Adapted from Hans Christian Anderson’s The Snow Queen, Frozen is a delightful tale of two sisters and the power of love over fear. It takes place in northern Europe (fjords are mentioned, so it’s not a stretch to figure it’s Norway). While the story takes place in summer, the land becomes gripped in an unnatural freeze, making it the perfect movie to celebrate winter.
You can use the actions of Anna and big sister Elsa to inspire your children to try some movement skills this winter, too. After you’ve watched the film with your family, why not plan your own outdoor winter activity fun?
Here are seven ways Frozen can inspire your kids to get moving:
- Jumping: At the beginning of the movie, Anna leaps gracefully from one snow drift to another as quickly as Elsa can create them with her winter magic. If there’s no snow where you are, take your pick from this list of activities that develop jumping skills.
- Running and dancing: Anna dashes and dances through the palace. While singing, no less. Challenge kids to choreograph and perform their favourite songs. But be warned, entrepreneurial types might charge admission.
- Horseback riding: When she sets out to find Elsa, who has run away from the kingdom, Anna rides her horse. Later, she and Kristoff ride Sven the reindeer. Though you might not have a horse or reindeer handy in the middle of winter (or ever, for that matter), your kids can certainly pretend to be one.
- Snow hiking: Anna tromps through some deep snow. Kristoff wears special shoes—like snowshoes—that help him walk on top of the snow. Recreate Anna and Kristoff’s adventures with a family hike (and, no hiking is not just for summer!)
- Rock climbing: Anna doesn’t get very high, but she’s certainly eager to get to the top of the mountain. Later, she and Kristoff have to rappel down a cliff face. Rock climbing takes balance. If there’s no rock face to scale where you live, work on improving this important skill.
- Sliding: Anna and Kristoff slide down snowy mountains as well as Olympic lugers. Suit up and head to the nearest snow covered hills or local park with slides.
- Skating: We don’t want to give any special endings away, but maybe, just maybe, your kids will also be inspired to learn how to skate. Make sure you have your skates sharpened too because even for grown ups who haven’t skated since they were kids, skating is a great winter sport.

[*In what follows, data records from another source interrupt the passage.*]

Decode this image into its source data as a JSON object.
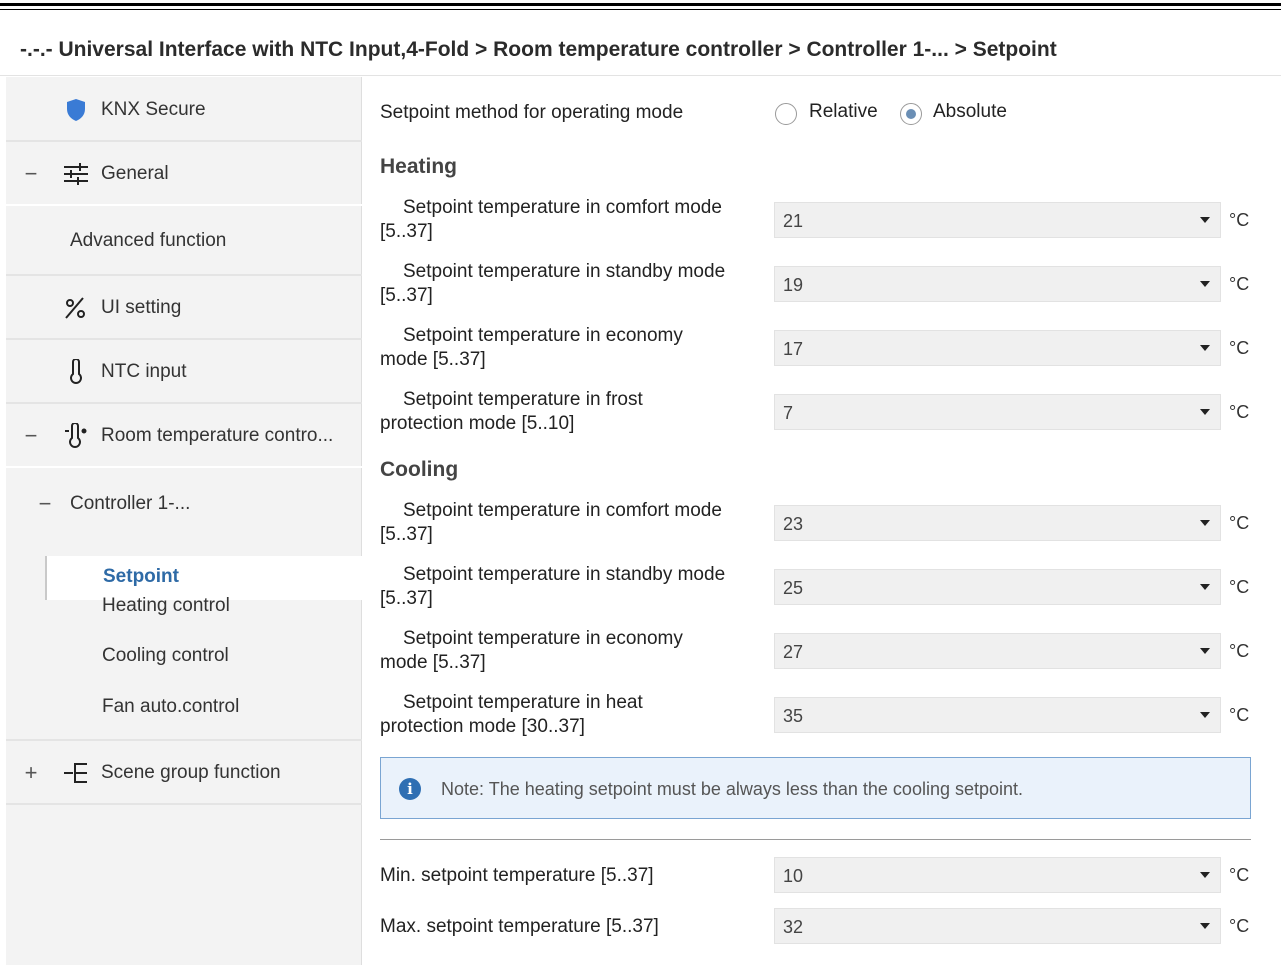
{
  "breadcrumb": "-.-.- Universal Interface with NTC Input,4-Fold > Room temperature controller > Controller 1-... > Setpoint",
  "sidebar": {
    "knx_secure": "KNX Secure",
    "general": "General",
    "advanced_function": "Advanced function",
    "ui_setting": "UI setting",
    "ntc_input": "NTC input",
    "room_temp": "Room temperature contro...",
    "controller": "Controller 1-...",
    "setpoint": "Setpoint",
    "heating_control": "Heating control",
    "cooling_control": "Cooling control",
    "fan_auto": "Fan auto.control",
    "scene_group": "Scene group function",
    "toggle_collapse": "−",
    "toggle_expand": "+"
  },
  "main": {
    "method_label": "Setpoint method for operating mode",
    "radio_relative": "Relative",
    "radio_absolute": "Absolute",
    "selected_method": "Absolute",
    "heating_title": "Heating",
    "cooling_title": "Cooling",
    "unit": "°C",
    "heating": [
      {
        "l1": "Setpoint temperature in comfort mode",
        "l2": "[5..37]",
        "value": "21"
      },
      {
        "l1": "Setpoint temperature in standby mode",
        "l2": "[5..37]",
        "value": "19"
      },
      {
        "l1": "Setpoint temperature in economy",
        "l2": "mode [5..37]",
        "value": "17"
      },
      {
        "l1": "Setpoint temperature in frost",
        "l2": "protection mode [5..10]",
        "value": "7"
      }
    ],
    "cooling": [
      {
        "l1": "Setpoint temperature in comfort mode",
        "l2": "[5..37]",
        "value": "23"
      },
      {
        "l1": "Setpoint temperature in standby mode",
        "l2": "[5..37]",
        "value": "25"
      },
      {
        "l1": "Setpoint temperature in economy",
        "l2": "mode [5..37]",
        "value": "27"
      },
      {
        "l1": "Setpoint temperature in heat",
        "l2": "protection mode [30..37]",
        "value": "35"
      }
    ],
    "note": "Note: The heating setpoint must be always less than the cooling setpoint.",
    "min_label": "Min. setpoint temperature [5..37]",
    "min_value": "10",
    "max_label": "Max. setpoint temperature [5..37]",
    "max_value": "32"
  },
  "colors": {
    "accent": "#2e6aa6",
    "sidebar_bg": "#f3f3f3",
    "select_bg": "#f0f0f0",
    "note_bg": "#eaf2fb",
    "note_border": "#7aa5d2"
  }
}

Active for Life is a leading promoter of children’s physical literacy to help parents raise active and healthy kids. In response to increased rates of child obesity and sedentary behaviour, Active for Life was formed in 2011 to give parents the tools to help their children develop skills and habits for lifelong physical activity. At the core of the initiative is the idea that every child deserves to be physically literate. Active for Life is a social enterprise of B2ten, a Canadian organization formed to promote sport and athlete development in Canada. For more information, visit Active for Life